• _THE PROBLEM_:
Among the entries below, find the lines holding "image" and copy them.

• _MATERIALS PROVIDED_:
╭──

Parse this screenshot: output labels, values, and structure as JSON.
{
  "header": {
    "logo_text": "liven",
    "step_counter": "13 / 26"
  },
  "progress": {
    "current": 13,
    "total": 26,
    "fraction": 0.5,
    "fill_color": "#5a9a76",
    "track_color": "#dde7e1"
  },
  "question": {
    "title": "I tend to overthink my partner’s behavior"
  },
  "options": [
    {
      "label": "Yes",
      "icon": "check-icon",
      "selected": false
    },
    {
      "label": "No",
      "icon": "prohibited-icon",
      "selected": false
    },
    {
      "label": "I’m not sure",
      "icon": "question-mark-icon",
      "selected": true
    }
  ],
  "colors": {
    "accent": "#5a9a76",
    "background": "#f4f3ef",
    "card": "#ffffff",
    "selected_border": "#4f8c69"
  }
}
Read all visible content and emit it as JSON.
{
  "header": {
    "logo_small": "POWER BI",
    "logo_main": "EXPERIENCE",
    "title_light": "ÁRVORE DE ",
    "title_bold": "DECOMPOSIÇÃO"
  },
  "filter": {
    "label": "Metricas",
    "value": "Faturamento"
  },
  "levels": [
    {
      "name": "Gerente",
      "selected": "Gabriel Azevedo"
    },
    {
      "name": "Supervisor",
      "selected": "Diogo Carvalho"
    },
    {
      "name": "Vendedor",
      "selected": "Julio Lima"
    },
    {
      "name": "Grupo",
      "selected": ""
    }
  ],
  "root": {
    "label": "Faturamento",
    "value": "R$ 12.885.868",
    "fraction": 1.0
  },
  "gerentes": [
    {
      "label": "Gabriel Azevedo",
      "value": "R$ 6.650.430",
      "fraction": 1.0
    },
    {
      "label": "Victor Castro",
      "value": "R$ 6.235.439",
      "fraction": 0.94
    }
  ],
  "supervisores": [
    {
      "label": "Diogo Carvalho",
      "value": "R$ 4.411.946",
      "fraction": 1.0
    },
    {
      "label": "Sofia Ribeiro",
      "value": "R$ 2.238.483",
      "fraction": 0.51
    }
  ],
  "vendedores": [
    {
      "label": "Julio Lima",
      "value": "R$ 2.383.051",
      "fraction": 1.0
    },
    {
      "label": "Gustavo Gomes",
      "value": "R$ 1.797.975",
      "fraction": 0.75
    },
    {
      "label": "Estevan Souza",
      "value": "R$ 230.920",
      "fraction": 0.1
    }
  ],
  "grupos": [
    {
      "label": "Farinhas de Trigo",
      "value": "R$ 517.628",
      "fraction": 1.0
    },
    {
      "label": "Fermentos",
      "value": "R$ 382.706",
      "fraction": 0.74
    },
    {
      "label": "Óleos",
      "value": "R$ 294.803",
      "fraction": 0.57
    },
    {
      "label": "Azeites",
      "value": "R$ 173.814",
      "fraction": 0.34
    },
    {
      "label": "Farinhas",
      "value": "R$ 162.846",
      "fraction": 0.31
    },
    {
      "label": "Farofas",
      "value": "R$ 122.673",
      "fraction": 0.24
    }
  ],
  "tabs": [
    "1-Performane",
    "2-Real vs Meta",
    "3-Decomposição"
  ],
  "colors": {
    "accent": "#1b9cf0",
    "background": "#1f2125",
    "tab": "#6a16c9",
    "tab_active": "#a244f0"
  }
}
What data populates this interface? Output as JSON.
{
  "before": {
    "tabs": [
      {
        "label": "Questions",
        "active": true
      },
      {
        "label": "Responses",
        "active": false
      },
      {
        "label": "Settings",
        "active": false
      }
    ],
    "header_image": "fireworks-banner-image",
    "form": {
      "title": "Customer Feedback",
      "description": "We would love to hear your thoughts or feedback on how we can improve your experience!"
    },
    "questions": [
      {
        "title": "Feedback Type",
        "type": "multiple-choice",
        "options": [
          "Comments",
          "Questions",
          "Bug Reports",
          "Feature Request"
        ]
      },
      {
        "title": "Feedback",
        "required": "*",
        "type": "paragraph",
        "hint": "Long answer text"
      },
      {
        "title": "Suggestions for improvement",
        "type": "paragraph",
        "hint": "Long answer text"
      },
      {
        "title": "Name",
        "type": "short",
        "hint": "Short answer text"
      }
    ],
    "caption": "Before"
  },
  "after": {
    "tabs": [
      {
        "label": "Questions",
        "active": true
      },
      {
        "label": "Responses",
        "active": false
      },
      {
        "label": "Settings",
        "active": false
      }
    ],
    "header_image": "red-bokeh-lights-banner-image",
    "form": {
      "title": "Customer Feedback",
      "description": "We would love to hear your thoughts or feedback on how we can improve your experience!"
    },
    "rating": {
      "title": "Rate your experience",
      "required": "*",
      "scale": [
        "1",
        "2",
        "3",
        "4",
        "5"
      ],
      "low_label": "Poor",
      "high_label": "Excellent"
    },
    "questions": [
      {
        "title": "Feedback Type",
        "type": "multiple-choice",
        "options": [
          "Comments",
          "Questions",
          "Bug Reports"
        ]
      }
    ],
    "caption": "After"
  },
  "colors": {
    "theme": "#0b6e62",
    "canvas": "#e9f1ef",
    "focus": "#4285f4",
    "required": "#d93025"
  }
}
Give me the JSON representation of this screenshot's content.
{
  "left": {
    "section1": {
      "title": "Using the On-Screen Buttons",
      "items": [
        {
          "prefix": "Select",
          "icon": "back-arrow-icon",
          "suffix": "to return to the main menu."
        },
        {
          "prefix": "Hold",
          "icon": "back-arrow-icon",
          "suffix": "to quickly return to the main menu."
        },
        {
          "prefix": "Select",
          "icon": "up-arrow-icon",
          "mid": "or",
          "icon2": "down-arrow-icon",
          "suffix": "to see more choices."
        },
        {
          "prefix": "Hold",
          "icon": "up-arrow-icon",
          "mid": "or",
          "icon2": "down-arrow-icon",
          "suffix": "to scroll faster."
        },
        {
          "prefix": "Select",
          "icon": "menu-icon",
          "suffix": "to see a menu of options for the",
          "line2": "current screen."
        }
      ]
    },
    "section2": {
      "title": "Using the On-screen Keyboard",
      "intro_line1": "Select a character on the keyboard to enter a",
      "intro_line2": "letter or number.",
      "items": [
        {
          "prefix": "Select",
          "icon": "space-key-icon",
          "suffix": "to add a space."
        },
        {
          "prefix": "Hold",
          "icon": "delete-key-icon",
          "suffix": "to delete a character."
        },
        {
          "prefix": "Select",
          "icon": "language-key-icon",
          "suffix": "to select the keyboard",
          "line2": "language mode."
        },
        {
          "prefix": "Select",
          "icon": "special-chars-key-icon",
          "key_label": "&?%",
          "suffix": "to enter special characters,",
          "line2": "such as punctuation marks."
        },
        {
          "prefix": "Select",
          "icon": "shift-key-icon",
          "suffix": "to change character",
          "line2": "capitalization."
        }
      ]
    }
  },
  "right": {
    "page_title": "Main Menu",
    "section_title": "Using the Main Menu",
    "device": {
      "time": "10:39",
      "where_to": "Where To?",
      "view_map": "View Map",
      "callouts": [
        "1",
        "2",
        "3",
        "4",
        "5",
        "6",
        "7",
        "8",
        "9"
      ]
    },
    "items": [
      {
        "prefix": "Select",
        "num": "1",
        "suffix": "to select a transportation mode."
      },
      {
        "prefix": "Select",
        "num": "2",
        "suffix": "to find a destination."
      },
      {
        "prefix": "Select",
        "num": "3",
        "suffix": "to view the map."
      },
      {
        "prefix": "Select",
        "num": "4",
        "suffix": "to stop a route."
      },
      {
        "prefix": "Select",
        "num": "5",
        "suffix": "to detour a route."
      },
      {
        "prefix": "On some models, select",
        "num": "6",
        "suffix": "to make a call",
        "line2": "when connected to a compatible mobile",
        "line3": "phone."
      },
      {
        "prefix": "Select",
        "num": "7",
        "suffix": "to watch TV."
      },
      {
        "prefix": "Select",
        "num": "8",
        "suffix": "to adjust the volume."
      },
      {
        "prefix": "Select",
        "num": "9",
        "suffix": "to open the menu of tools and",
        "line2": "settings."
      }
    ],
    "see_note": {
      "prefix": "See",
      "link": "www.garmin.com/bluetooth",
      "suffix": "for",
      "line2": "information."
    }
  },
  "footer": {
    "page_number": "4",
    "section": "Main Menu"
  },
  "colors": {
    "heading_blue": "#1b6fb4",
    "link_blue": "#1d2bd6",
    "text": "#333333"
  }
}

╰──

• _RESULT FOR THIS TASK_:
    "header_image": "fireworks-banner-image",
    "header_image": "red-bokeh-lights-banner-image",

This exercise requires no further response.